ams announced the introduction of the latest products in its NanEye family. The NanEyeM and NanEyeXS will enable the production of high-performance, single-use endoscopes for use in minimally invasive surgery.
The new 1mm2 NanEyeM offers a high-resolution 100kpixel readout over an LVDS digital interface at a maximum rate of 49 frames/s at 62MHz. The NanEyeM, which is supplied as a Micro Camera Module (MCM) including a cable up to 2m long, features a custom multi-element lens which greatly improves the effective resolution of the sensor and reduces distortion. Compared to the earlier NanEye 2D sensor, which has a single-element lens, the new NanEyeM offers improved MTF (Modulation Transfer Function) of >50% in the corners, lower distortion of <15%, and lower color aberration of <1Px.
The new NanEyeXS from ams has a 0.46mm2 footprint, making it one of the world´s smallest image sensors. It produces a digital output in 40kpixel resolution at a maximum rate of 55 frames/s at 28MHz. The sensor’s very small size offers significant advantages when developing ultra-small instruments for minimally invasive procedures, enabling the design of surgical devices with a very small diameter, or freeing more space for working channels in larger devices. Like the NanEyeM, the NanEyeXS is supplied as an MCM. The NanEyeM is also available in surface-mount chip form.

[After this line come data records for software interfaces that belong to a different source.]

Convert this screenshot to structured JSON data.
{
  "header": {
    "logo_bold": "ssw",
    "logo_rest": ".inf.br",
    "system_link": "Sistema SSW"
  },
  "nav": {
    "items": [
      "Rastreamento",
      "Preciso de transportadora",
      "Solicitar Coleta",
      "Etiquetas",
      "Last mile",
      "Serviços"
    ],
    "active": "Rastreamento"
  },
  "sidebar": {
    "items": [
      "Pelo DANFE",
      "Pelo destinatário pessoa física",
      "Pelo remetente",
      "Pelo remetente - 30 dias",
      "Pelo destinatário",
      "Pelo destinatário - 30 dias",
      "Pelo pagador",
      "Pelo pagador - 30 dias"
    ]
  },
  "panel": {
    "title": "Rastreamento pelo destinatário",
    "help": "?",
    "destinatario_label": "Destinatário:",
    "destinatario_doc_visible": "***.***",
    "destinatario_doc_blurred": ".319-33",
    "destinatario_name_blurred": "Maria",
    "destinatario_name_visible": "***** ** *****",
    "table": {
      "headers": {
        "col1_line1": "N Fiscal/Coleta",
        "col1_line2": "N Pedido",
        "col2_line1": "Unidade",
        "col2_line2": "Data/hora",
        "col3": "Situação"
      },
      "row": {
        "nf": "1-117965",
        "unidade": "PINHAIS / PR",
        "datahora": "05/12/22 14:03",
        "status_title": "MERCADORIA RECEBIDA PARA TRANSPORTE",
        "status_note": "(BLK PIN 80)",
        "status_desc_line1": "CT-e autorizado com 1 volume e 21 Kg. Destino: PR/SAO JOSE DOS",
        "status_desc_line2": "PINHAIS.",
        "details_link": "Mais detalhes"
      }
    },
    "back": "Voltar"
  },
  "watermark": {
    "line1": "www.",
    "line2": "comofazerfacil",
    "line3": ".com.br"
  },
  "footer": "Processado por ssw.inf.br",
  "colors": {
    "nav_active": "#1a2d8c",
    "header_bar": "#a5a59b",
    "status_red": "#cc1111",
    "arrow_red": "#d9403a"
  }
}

In volume, endoscopes based on the new NanEye sensors will have a low enough unit cost to support the emerging single-use market. This has numerous benefits, including eliminating the risk of cross-contamination resulting from ineffective sterilization, avoiding high maintenance costs, and minimizing the risk of disruption of operating theater schedules when re-usable endoscopes are unavailable for use. Chip-on-tip endoscopes based on the NanEyeM or NanEyeXS also offer much higher image quality than is available from the conventional optical fibre-based endoscopes which are widely used in operating theaters. The NanEye image sensors produce sharper pictures, better contrast and a smoother video output to enable practitioners to more accurately and precisely guide surgical equipment inside the patient’s body.